was confused as they did not know what they should do. They were born enslaves
and know nothing but slavery, so the freedom had a new taste that they have
never tested before. For that reason, many men and women went from Tennessee
and the south and went to the union army which make general William Tecumseh to
give military orders to help these freed slaves Like special field order 15.

Also, Congress created the Bureau in March 1865 to help freed slaves to take
payment for their work, get an education, and gain access to their civil
rights. However, many white land owners also sought to continue slavery. Moreover,
they started the sharecropping which were in big disadvantage to African
Americans, because the sharecropping system was not fair and made only for the
advantage of the white people. Because of the economic troubles that Tennessee
was going through during that time, even rich whites did not have enough money
to support freed slaves labor. On January 1, 1868, Murfreesboro’s Freedom’s
Watchman reported that “the Bureau agents of the various counties are being
applied to by scores of colored people who wish some aid in forcing their
employers to fulfill the contracts made with them.” (Leventhal) it was a devastating
time for colored and white people in Tennessee.

Besides their work lives, freed people found a greater independence by
founding their own churches and schools throughout Tennessee. The first wartime schools in Tennessee were begun
by black people themselves during the fall of 1862. As the war went on, the
number of schools grew, many of them sponsored by Northern benevolent
organizations. Both churches and schools became the targets of white
Tennesseans African American as freed people and have their schools and
churches. Certainly, in most societies, there were some white folks who set
back to back to the black schools and churches; these men and women sometimes
donated land, or sold it at a low price. However, there were some silent whites
who deeply very disagree with African American have their own liberty. “On
Friday night 300 masked men rode through the village of Franklin, yelling like
demons. Mr. Gray, a school director in the 4 th District, (where they had
given notice that the less done about negro schools, the better), let it be

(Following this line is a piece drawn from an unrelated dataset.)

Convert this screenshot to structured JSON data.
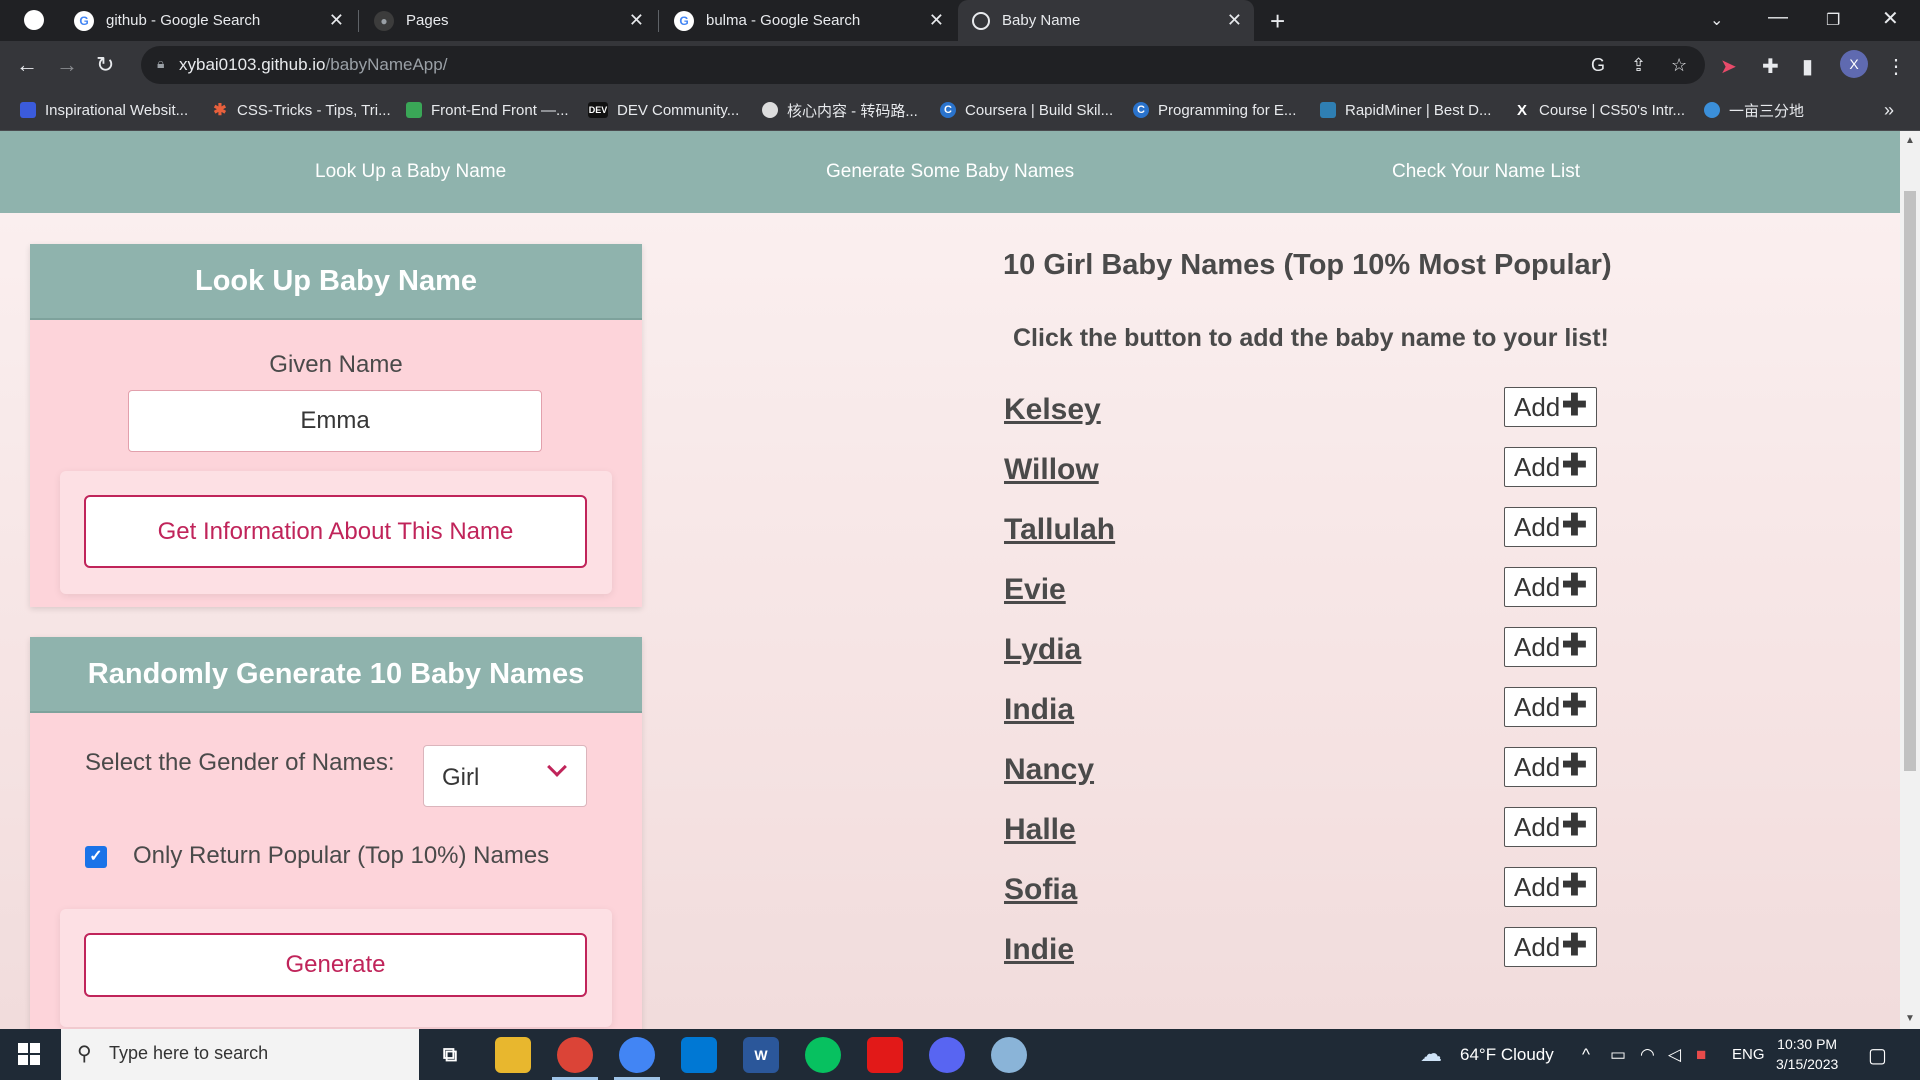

known that he wanted to talk with them. They rode to his house, and after quite
a long parley, consented to let the negro school go on without disturbance,
provided it was managed and controlled by white men.” (Eaton)